EXERCISE PROMPT
In your copy, leave out all pictures and reproduce every entry exactly.

══ TASK INPUTS ══

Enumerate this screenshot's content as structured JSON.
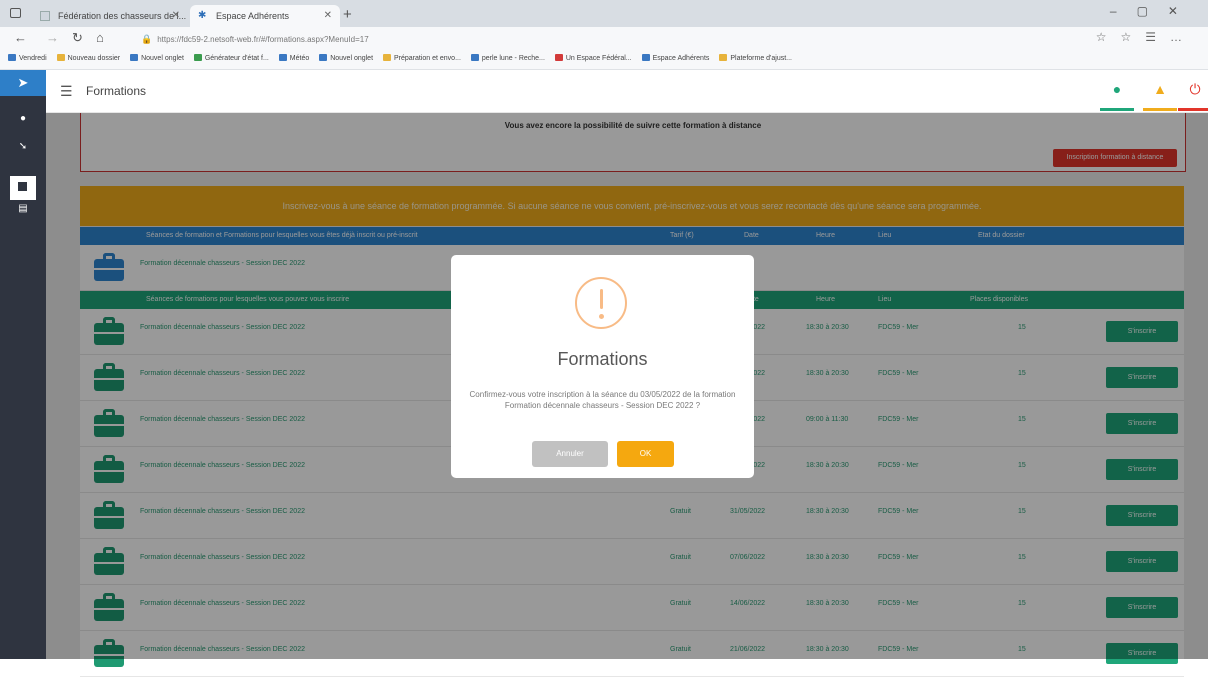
{
  "browser": {
    "tabs": [
      {
        "label": "Fédération des chasseurs de l...",
        "active": false
      },
      {
        "label": "Espace Adhérents",
        "active": true
      }
    ],
    "url": "https://fdc59-2.netsoft-web.fr/#/formations.aspx?MenuId=17",
    "bookmarks": [
      {
        "label": "Vendredi"
      },
      {
        "label": "Nouveau dossier"
      },
      {
        "label": "Nouvel onglet"
      },
      {
        "label": "Générateur d'état f..."
      },
      {
        "label": "Météo"
      },
      {
        "label": "Nouvel onglet"
      },
      {
        "label": "Préparation et envo..."
      },
      {
        "label": "perle lune - Reche..."
      },
      {
        "label": "Un Espace Fédéral..."
      },
      {
        "label": "Espace Adhérents"
      },
      {
        "label": "Plateforme d'ajust..."
      }
    ]
  },
  "app": {
    "title": "Formations",
    "colors": {
      "blue": "#2e86d1",
      "green": "#1fa67a",
      "orange": "#f0ac1c",
      "red": "#e2352a"
    }
  },
  "content": {
    "top_message": "Vous avez encore la possibilité de suivre cette formation à distance",
    "distance_button": "Inscription formation à distance",
    "warning_band": "Inscrivez-vous à une séance de formation programmée. Si aucune séance ne vous convient, pré-inscrivez-vous et vous serez recontacté dès qu'une séance sera programmée.",
    "registered_header": {
      "c1": "Séances de formation et Formations pour lesquelles vous êtes déjà inscrit ou pré-inscrit",
      "c2": "Tarif (€)",
      "c3": "Date",
      "c4": "Heure",
      "c5": "Lieu",
      "c6": "Etat du dossier"
    },
    "registered_rows": [
      {
        "title": "Formation décennale chasseurs - Session DEC 2022"
      }
    ],
    "sessions_header": {
      "c1": "Séances de formations pour lesquelles vous pouvez vous inscrire",
      "c3": "Date",
      "c4": "Heure",
      "c5": "Lieu",
      "c6": "Places disponibles"
    },
    "sessions": [
      {
        "title": "Formation décennale chasseurs - Session DEC 2022",
        "price": "",
        "date": "03/05/2022",
        "time": "18:30 à 20:30",
        "place": "FDC59 - Mer",
        "seats": "15",
        "button": "S'inscrire"
      },
      {
        "title": "Formation décennale chasseurs - Session DEC 2022",
        "price": "",
        "date": "10/05/2022",
        "time": "18:30 à 20:30",
        "place": "FDC59 - Mer",
        "seats": "15",
        "button": "S'inscrire"
      },
      {
        "title": "Formation décennale chasseurs - Session DEC 2022",
        "price": "",
        "date": "17/05/2022",
        "time": "09:00 à 11:30",
        "place": "FDC59 - Mer",
        "seats": "15",
        "button": "S'inscrire"
      },
      {
        "title": "Formation décennale chasseurs - Session DEC 2022",
        "price": "",
        "date": "24/05/2022",
        "time": "18:30 à 20:30",
        "place": "FDC59 - Mer",
        "seats": "15",
        "button": "S'inscrire"
      },
      {
        "title": "Formation décennale chasseurs - Session DEC 2022",
        "price": "Gratuit",
        "date": "31/05/2022",
        "time": "18:30 à 20:30",
        "place": "FDC59 - Mer",
        "seats": "15",
        "button": "S'inscrire"
      },
      {
        "title": "Formation décennale chasseurs - Session DEC 2022",
        "price": "Gratuit",
        "date": "07/06/2022",
        "time": "18:30 à 20:30",
        "place": "FDC59 - Mer",
        "seats": "15",
        "button": "S'inscrire"
      },
      {
        "title": "Formation décennale chasseurs - Session DEC 2022",
        "price": "Gratuit",
        "date": "14/06/2022",
        "time": "18:30 à 20:30",
        "place": "FDC59 - Mer",
        "seats": "15",
        "button": "S'inscrire"
      },
      {
        "title": "Formation décennale chasseurs - Session DEC 2022",
        "price": "Gratuit",
        "date": "21/06/2022",
        "time": "18:30 à 20:30",
        "place": "FDC59 - Mer",
        "seats": "15",
        "button": "S'inscrire"
      }
    ]
  },
  "modal": {
    "title": "Formations",
    "text": "Confirmez-vous votre inscription à la séance du 03/05/2022 de la formation Formation décennale chasseurs - Session DEC 2022 ?",
    "cancel_label": "Annuler",
    "ok_label": "OK"
  }
}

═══

WRITTEN SOLUTION
Enumerate this screenshot's content as structured JSON.
{
  "browser": {
    "tabs": [
      {
        "label": "Fédération des chasseurs de l...",
        "active": false
      },
      {
        "label": "Espace Adhérents",
        "active": true
      }
    ],
    "url": "https://fdc59-2.netsoft-web.fr/#/formations.aspx?MenuId=17",
    "bookmarks": [
      {
        "label": "Vendredi"
      },
      {
        "label": "Nouveau dossier"
      },
      {
        "label": "Nouvel onglet"
      },
      {
        "label": "Générateur d'état f..."
      },
      {
        "label": "Météo"
      },
      {
        "label": "Nouvel onglet"
      },
      {
        "label": "Préparation et envo..."
      },
      {
        "label": "perle lune - Reche..."
      },
      {
        "label": "Un Espace Fédéral..."
      },
      {
        "label": "Espace Adhérents"
      },
      {
        "label": "Plateforme d'ajust..."
      }
    ]
  },
  "app": {
    "title": "Formations",
    "colors": {
      "blue": "#2e86d1",
      "green": "#1fa67a",
      "orange": "#f0ac1c",
      "red": "#e2352a"
    }
  },
  "content": {
    "top_message": "Vous avez encore la possibilité de suivre cette formation à distance",
    "distance_button": "Inscription formation à distance",
    "warning_band": "Inscrivez-vous à une séance de formation programmée. Si aucune séance ne vous convient, pré-inscrivez-vous et vous serez recontacté dès qu'une séance sera programmée.",
    "registered_header": {
      "c1": "Séances de formation et Formations pour lesquelles vous êtes déjà inscrit ou pré-inscrit",
      "c2": "Tarif (€)",
      "c3": "Date",
      "c4": "Heure",
      "c5": "Lieu",
      "c6": "Etat du dossier"
    },
    "registered_rows": [
      {
        "title": "Formation décennale chasseurs - Session DEC 2022"
      }
    ],
    "sessions_header": {
      "c1": "Séances de formations pour lesquelles vous pouvez vous inscrire",
      "c3": "Date",
      "c4": "Heure",
      "c5": "Lieu",
      "c6": "Places disponibles"
    },
    "sessions": [
      {
        "title": "Formation décennale chasseurs - Session DEC 2022",
        "price": "",
        "date": "03/05/2022",
        "time": "18:30 à 20:30",
        "place": "FDC59 - Mer",
        "seats": "15",
        "button": "S'inscrire"
      },
      {
        "title": "Formation décennale chasseurs - Session DEC 2022",
        "price": "",
        "date": "10/05/2022",
        "time": "18:30 à 20:30",
        "place": "FDC59 - Mer",
        "seats": "15",
        "button": "S'inscrire"
      },
      {
        "title": "Formation décennale chasseurs - Session DEC 2022",
        "price": "",
        "date": "17/05/2022",
        "time": "09:00 à 11:30",
        "place": "FDC59 - Mer",
        "seats": "15",
        "button": "S'inscrire"
      },
      {
        "title": "Formation décennale chasseurs - Session DEC 2022",
        "price": "",
        "date": "24/05/2022",
        "time": "18:30 à 20:30",
        "place": "FDC59 - Mer",
        "seats": "15",
        "button": "S'inscrire"
      },
      {
        "title": "Formation décennale chasseurs - Session DEC 2022",
        "price": "Gratuit",
        "date": "31/05/2022",
        "time": "18:30 à 20:30",
        "place": "FDC59 - Mer",
        "seats": "15",
        "button": "S'inscrire"
      },
      {
        "title": "Formation décennale chasseurs - Session DEC 2022",
        "price": "Gratuit",
        "date": "07/06/2022",
        "time": "18:30 à 20:30",
        "place": "FDC59 - Mer",
        "seats": "15",
        "button": "S'inscrire"
      },
      {
        "title": "Formation décennale chasseurs - Session DEC 2022",
        "price": "Gratuit",
        "date": "14/06/2022",
        "time": "18:30 à 20:30",
        "place": "FDC59 - Mer",
        "seats": "15",
        "button": "S'inscrire"
      },
      {
        "title": "Formation décennale chasseurs - Session DEC 2022",
        "price": "Gratuit",
        "date": "21/06/2022",
        "time": "18:30 à 20:30",
        "place": "FDC59 - Mer",
        "seats": "15",
        "button": "S'inscrire"
      }
    ]
  },
  "modal": {
    "title": "Formations",
    "text": "Confirmez-vous votre inscription à la séance du 03/05/2022 de la formation Formation décennale chasseurs - Session DEC 2022 ?",
    "cancel_label": "Annuler",
    "ok_label": "OK"
  }
}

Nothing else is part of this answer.